- I always get a laugh at seminars when I ask a newly married couple what the most used item of furniture is in their new home and they respond “The bed!” So, the mattress purchase should not be a place to cut corners. A good mattress is a good investment – for proper rest, stress reduction and back relief.
- By definition a bargain is something that is worth more than you paid for it – not something for which you paid very little. Cheap is not a bargain, and it generally looks it – so look for the real bargains at legitimate sales.
- Saving money on appliances at “scratch and dent” warehouses where the item is in perfect working order except for an imperfection that will be covered up by cabinetry is smart shopping if you find the brand and model you like.
- Compare re-upholstery costs to buying new. You may be surprised to find that a new sofa and chairs can cost less than buying new fabric and re-upholstering your old furniture.
- Invest in an area rug, especially if you have a wood floor under your broadloom. Pick-up your old carpet and stain and seal your floor. This selection can go with you if you decide to move and remain in your family for generations.
- Accessories and art don’t have to be museum quality. If beautifully framed and hung properly, art can be as simple as photographs of your last vacation.
Whatever your pleasure or passion, let those interests be a part of your home and display them artfully as accessories. You’ll save money and enjoy the view.
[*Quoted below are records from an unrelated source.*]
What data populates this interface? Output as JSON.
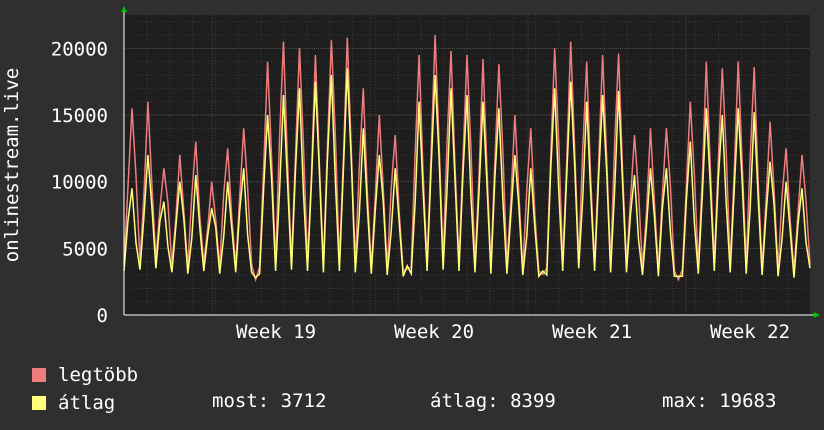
{
  "chart_data": {
    "type": "line",
    "ylabel": "onlinestream.live",
    "ylim": [
      0,
      22500
    ],
    "yticks": [
      0,
      5000,
      10000,
      15000,
      20000
    ],
    "ytick_labels": [
      "0",
      "5000",
      "10000",
      "15000",
      "20000"
    ],
    "xticks": [
      "Week 19",
      "Week 20",
      "Week 21",
      "Week 22"
    ],
    "grid": true,
    "colors": {
      "background": "#2f2f2f",
      "plot_bg": "#1e1e1e",
      "grid": "#444444",
      "week_line": "#6b2b2b",
      "axis": "#ffffff",
      "max_series": "#f07d7d",
      "avg_series": "#ffff7a"
    },
    "series": [
      {
        "name": "legtöbb",
        "color": "#f07d7d",
        "daily": [
          [
            3800,
            15500,
            4000,
            16000,
            4200,
            11000,
            3800,
            12000,
            3600,
            13000,
            3900,
            10000,
            3600,
            12500,
            3700,
            14000,
            3800
          ],
          [
            3600,
            19000,
            3800,
            20500,
            4000,
            20000,
            3900,
            19500,
            3800,
            20600,
            4000,
            20800,
            3800,
            17000,
            3600,
            15000,
            3400,
            13500,
            3300
          ],
          [
            3600,
            19500,
            3900,
            21000,
            4100,
            19800,
            4000,
            19500,
            3800,
            19200,
            3700,
            18800,
            3600,
            15000,
            3400,
            14000,
            3300
          ],
          [
            3500,
            20000,
            3900,
            20500,
            4200,
            19000,
            3900,
            19500,
            3700,
            19600,
            3800,
            13500,
            3500,
            14000,
            3400,
            14000,
            3300
          ],
          [
            3400,
            16000,
            3700,
            19000,
            3900,
            18500,
            3800,
            19000,
            3700,
            18600,
            3500,
            14500,
            3400,
            12500,
            3300,
            12000,
            3800
          ]
        ]
      },
      {
        "name": "átlag",
        "color": "#ffff7a",
        "daily": [
          [
            3300,
            9500,
            3400,
            12000,
            3500,
            8500,
            3200,
            10000,
            3100,
            10500,
            3300,
            8000,
            3100,
            10000,
            3200,
            11000,
            3200
          ],
          [
            3100,
            15000,
            3300,
            16500,
            3400,
            17000,
            3300,
            17500,
            3200,
            18000,
            3300,
            18500,
            3200,
            14000,
            3100,
            12000,
            3000,
            11000,
            2900
          ],
          [
            3100,
            16000,
            3300,
            18000,
            3400,
            17000,
            3300,
            16500,
            3200,
            16000,
            3100,
            15500,
            3100,
            12000,
            3000,
            11000,
            2900
          ],
          [
            3000,
            17000,
            3300,
            17500,
            3500,
            16000,
            3300,
            16500,
            3200,
            16800,
            3200,
            10500,
            3000,
            11000,
            2900,
            11000,
            2900
          ],
          [
            2900,
            13000,
            3100,
            15500,
            3300,
            15000,
            3200,
            15500,
            3100,
            15200,
            3000,
            11500,
            2900,
            10000,
            2800,
            9500,
            3500
          ]
        ]
      }
    ]
  },
  "legend": {
    "items": [
      {
        "label": "legtöbb",
        "color": "#f07d7d"
      },
      {
        "label": "átlag",
        "color": "#ffff7a"
      }
    ],
    "stats": {
      "most": "most: 3712",
      "atlag": "átlag: 8399",
      "max": "max: 19683"
    }
  }
}
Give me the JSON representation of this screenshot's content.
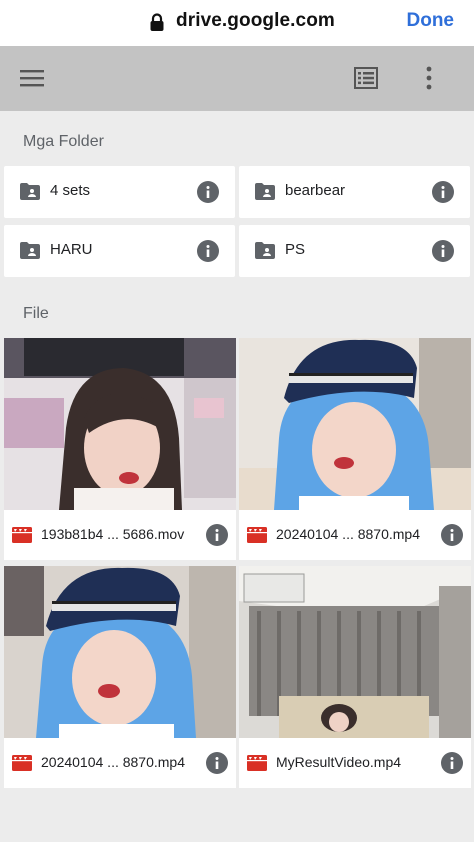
{
  "browser": {
    "url": "drive.google.com",
    "done_label": "Done"
  },
  "sections": {
    "folders_label": "Mga Folder",
    "files_label": "File"
  },
  "folders": [
    {
      "name": "4 sets"
    },
    {
      "name": "bearbear"
    },
    {
      "name": "HARU"
    },
    {
      "name": "PS"
    }
  ],
  "files": [
    {
      "name": "193b81b4 ... 5686.mov"
    },
    {
      "name": "20240104 ... 8870.mp4"
    },
    {
      "name": "20240104 ... 8870.mp4"
    },
    {
      "name": "MyResultVideo.mp4"
    }
  ],
  "colors": {
    "accent": "#2f6fd9",
    "video_icon": "#d93025",
    "toolbar_bg": "#c3c3c3",
    "page_bg": "#ececec"
  },
  "icons": {
    "lock": "lock-icon",
    "menu": "hamburger-menu-icon",
    "list_view": "list-view-icon",
    "more": "more-vert-icon",
    "folder": "shared-folder-icon",
    "info": "info-icon",
    "video": "video-file-icon"
  }
}
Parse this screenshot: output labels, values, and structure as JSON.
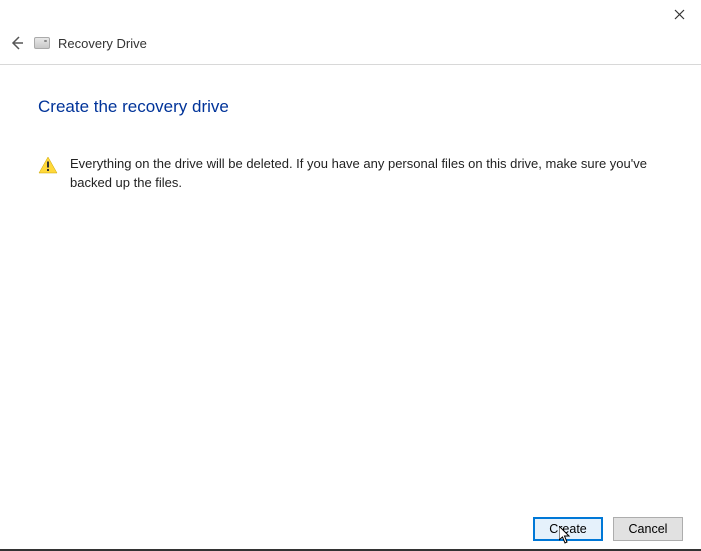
{
  "window": {
    "title": "Recovery Drive"
  },
  "content": {
    "heading": "Create the recovery drive",
    "warning_message": "Everything on the drive will be deleted. If you have any personal files on this drive, make sure you've backed up the files."
  },
  "footer": {
    "primary_label": "Create",
    "secondary_label": "Cancel"
  }
}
Most of all keep your home, clutter-free, clean and organized. Air out your rooms and get rid of the toxins. Set your dining room table, buy a bouquet of fresh flowers (or cut them from your garden) and the end result will make everyone who lives there or visits, feel like a million dollars.